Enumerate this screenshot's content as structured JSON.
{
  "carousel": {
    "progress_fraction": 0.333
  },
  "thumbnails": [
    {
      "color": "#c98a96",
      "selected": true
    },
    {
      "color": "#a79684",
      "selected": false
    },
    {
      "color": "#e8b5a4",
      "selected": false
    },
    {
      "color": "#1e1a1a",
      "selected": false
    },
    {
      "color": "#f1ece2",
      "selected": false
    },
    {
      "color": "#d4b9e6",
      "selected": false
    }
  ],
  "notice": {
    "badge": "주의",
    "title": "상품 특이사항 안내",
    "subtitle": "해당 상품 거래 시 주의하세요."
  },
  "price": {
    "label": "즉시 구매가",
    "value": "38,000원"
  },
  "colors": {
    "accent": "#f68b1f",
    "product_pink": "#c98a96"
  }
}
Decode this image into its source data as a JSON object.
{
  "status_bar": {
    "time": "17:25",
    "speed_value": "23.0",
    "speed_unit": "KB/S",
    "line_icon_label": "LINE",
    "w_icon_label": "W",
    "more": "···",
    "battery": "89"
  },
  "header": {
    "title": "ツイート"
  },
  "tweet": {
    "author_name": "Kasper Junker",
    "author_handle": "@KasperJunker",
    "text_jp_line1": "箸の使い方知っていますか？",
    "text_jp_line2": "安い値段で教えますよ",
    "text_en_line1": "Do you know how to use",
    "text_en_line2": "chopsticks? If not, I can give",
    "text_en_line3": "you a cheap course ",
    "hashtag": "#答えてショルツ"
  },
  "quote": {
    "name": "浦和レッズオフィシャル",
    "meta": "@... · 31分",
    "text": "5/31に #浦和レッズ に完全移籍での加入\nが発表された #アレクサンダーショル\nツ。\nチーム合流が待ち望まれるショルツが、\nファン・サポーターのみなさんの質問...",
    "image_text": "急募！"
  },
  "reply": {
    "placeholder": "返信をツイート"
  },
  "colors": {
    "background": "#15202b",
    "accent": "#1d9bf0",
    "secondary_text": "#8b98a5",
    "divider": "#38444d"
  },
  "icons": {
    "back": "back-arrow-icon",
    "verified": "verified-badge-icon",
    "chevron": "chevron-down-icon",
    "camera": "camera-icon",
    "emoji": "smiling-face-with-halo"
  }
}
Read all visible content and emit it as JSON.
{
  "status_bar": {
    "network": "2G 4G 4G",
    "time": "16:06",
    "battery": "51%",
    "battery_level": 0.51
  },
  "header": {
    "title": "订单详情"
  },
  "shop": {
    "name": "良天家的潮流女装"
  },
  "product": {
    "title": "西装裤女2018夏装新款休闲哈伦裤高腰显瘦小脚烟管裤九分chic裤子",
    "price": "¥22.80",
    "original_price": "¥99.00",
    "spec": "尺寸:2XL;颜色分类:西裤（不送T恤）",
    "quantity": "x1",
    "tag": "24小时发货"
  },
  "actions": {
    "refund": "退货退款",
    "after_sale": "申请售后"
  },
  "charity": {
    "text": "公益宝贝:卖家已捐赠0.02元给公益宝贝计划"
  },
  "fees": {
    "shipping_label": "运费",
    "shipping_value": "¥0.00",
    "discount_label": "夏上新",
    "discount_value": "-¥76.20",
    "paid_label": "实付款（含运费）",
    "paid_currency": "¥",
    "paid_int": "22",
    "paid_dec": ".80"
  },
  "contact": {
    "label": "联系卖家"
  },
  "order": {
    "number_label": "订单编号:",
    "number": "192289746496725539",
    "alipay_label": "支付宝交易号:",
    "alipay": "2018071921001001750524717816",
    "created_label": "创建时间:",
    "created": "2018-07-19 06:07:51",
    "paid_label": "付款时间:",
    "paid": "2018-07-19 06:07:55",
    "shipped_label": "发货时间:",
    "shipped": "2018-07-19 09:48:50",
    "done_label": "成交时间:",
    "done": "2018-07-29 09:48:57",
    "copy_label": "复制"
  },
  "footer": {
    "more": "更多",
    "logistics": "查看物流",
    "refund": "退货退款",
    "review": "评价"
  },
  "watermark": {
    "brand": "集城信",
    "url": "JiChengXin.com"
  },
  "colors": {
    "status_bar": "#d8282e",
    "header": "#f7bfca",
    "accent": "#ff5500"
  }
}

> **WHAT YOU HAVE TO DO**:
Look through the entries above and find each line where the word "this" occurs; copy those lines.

> **EXPECTED ANSWER**:
Enumerate this screenshot's content as structured JSON.
Decode this image into its source data as a JSON object.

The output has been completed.